§ Task goal: Pull every "燃える炎" line out of the data below.

(Element data from apps and pages)
--------------------------------
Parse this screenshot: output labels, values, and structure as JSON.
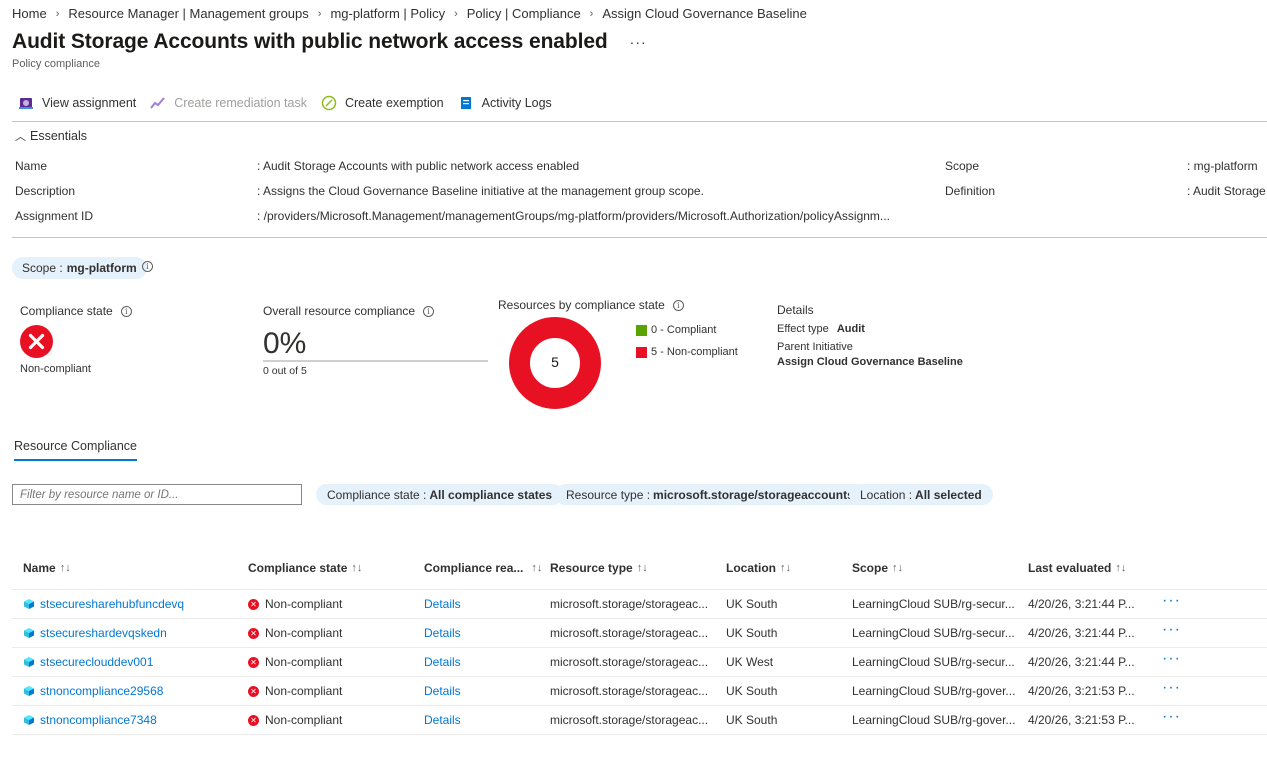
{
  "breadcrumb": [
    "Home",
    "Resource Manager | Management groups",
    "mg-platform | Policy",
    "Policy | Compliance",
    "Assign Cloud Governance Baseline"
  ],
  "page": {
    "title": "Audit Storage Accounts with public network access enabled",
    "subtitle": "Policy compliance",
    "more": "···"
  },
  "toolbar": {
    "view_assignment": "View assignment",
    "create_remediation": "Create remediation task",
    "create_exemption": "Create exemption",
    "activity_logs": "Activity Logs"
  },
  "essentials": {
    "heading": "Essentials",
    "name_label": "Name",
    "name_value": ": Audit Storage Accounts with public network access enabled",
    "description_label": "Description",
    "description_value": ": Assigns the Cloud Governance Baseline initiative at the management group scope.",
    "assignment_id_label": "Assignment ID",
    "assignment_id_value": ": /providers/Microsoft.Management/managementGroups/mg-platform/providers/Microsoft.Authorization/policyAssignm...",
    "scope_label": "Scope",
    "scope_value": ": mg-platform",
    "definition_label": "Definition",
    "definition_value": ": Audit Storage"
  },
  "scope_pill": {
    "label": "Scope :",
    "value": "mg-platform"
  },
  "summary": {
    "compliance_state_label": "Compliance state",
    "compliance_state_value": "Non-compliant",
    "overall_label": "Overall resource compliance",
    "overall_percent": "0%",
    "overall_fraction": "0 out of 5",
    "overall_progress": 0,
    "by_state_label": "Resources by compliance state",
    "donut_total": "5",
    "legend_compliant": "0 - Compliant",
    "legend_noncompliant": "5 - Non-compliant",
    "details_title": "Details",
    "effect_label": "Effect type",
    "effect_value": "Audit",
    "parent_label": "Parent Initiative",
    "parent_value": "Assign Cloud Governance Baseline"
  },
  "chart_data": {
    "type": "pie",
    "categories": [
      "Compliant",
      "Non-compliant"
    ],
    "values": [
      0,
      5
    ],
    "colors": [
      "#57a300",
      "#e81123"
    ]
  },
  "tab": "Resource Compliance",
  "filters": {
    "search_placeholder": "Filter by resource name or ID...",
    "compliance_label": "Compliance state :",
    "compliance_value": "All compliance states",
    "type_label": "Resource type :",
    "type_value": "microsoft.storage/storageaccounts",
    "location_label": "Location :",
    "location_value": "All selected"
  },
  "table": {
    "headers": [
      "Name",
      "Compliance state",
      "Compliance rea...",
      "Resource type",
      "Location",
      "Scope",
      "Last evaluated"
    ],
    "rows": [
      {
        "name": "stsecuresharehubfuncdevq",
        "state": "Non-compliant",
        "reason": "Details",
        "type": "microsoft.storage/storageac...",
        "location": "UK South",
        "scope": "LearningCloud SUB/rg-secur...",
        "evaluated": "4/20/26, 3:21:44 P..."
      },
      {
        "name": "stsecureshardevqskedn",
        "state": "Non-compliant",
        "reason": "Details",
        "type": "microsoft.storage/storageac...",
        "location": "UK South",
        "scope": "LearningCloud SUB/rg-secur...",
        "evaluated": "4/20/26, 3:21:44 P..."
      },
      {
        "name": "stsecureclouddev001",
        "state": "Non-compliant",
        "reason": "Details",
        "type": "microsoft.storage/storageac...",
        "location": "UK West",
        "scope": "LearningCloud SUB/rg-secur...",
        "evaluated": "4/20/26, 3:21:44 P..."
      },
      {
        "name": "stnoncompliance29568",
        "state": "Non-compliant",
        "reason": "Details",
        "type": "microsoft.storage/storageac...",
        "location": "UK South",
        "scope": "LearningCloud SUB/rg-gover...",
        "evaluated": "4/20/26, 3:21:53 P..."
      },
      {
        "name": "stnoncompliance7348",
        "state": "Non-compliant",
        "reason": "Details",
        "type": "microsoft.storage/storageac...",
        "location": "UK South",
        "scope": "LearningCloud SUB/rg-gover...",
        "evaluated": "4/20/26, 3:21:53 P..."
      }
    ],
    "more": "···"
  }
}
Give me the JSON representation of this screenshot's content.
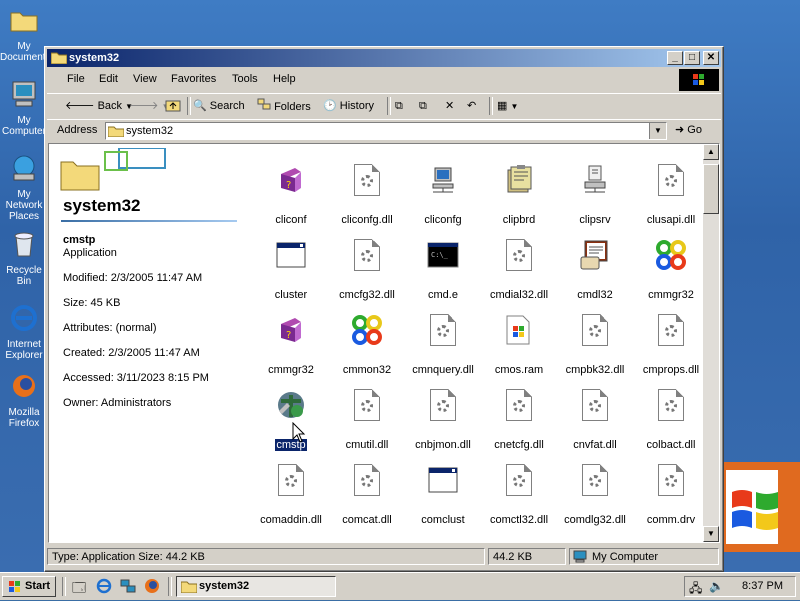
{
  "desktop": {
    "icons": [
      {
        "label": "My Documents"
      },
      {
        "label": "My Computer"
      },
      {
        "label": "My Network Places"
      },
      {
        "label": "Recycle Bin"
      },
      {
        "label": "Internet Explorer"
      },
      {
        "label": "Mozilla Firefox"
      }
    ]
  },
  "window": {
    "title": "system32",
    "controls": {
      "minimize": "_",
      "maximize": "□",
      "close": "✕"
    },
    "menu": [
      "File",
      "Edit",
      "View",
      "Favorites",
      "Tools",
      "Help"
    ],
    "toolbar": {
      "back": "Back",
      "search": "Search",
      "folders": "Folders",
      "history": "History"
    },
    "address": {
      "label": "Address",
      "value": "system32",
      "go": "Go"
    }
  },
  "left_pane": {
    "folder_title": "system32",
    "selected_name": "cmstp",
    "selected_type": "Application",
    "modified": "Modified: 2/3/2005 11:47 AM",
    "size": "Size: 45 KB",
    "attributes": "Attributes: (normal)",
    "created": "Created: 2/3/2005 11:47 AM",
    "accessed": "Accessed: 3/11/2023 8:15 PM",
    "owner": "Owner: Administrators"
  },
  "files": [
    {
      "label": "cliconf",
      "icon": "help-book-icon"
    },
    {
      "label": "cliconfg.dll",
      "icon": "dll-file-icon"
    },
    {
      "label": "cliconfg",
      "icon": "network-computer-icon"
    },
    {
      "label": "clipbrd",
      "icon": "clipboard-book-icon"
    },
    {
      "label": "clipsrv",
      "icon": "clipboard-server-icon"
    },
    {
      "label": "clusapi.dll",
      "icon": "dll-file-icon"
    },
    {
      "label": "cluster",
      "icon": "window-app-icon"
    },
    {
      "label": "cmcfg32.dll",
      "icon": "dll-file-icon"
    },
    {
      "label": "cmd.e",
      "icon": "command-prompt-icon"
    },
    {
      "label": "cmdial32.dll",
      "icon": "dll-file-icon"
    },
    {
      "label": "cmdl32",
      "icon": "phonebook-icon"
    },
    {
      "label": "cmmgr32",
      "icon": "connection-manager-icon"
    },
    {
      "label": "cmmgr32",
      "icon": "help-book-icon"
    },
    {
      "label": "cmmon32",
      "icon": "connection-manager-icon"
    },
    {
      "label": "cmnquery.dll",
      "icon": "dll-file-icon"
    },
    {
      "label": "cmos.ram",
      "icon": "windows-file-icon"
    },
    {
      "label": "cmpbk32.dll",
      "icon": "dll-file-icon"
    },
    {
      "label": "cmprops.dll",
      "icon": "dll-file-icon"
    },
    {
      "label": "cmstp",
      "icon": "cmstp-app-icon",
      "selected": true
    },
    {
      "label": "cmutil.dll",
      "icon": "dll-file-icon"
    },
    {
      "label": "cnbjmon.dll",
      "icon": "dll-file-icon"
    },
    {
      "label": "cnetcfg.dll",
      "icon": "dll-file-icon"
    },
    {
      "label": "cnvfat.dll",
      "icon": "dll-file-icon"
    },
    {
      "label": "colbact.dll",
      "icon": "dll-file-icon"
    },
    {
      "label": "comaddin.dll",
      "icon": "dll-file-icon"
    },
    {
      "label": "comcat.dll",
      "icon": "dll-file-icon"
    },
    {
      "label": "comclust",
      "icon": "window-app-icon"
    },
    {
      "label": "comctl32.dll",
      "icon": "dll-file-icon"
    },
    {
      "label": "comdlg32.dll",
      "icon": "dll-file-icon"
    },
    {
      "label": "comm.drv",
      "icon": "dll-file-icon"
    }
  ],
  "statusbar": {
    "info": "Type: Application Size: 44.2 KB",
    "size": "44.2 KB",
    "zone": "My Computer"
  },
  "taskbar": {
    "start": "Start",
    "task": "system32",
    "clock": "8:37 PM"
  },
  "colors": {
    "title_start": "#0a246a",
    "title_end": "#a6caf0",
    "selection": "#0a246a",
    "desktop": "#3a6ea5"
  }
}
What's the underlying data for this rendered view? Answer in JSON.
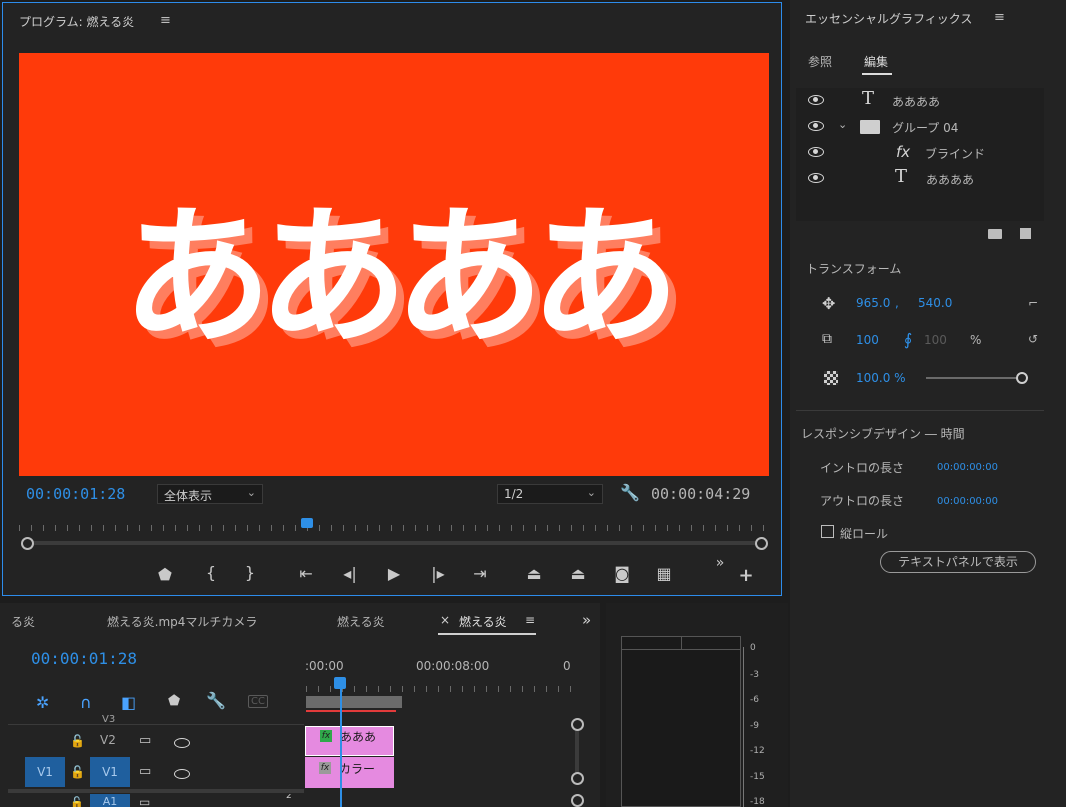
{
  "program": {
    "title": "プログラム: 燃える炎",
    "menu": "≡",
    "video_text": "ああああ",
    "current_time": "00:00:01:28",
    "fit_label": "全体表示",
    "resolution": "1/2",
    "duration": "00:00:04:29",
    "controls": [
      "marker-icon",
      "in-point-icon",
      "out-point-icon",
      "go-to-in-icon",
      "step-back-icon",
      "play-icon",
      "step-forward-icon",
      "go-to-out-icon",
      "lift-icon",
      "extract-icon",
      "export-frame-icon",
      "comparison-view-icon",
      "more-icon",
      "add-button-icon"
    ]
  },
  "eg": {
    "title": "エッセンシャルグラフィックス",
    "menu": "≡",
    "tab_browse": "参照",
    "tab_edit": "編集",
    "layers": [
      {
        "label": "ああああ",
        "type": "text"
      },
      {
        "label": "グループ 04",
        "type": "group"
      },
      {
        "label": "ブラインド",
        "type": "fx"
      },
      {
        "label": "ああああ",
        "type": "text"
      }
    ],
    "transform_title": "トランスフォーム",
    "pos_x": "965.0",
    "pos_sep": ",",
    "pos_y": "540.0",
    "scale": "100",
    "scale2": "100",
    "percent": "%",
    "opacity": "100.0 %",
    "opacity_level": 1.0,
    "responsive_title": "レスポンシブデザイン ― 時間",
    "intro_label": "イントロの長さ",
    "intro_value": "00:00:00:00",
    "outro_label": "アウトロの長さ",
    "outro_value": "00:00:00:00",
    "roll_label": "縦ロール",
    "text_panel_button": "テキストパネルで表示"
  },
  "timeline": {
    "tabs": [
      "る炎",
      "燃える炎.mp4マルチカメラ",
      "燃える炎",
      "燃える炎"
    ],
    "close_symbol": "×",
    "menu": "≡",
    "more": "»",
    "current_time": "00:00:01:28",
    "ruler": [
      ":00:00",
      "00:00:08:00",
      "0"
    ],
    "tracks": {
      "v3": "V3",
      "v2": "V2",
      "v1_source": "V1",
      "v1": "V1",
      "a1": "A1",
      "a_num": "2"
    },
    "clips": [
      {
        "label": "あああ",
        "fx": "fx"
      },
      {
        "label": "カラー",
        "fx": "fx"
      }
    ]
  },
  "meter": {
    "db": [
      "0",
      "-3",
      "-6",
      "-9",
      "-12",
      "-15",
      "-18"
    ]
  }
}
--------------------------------
§ Output below:
    "title": "プログラム: 燃える炎",
      "燃える炎.mp4マルチカメラ",
      "燃える炎",
      "燃える炎"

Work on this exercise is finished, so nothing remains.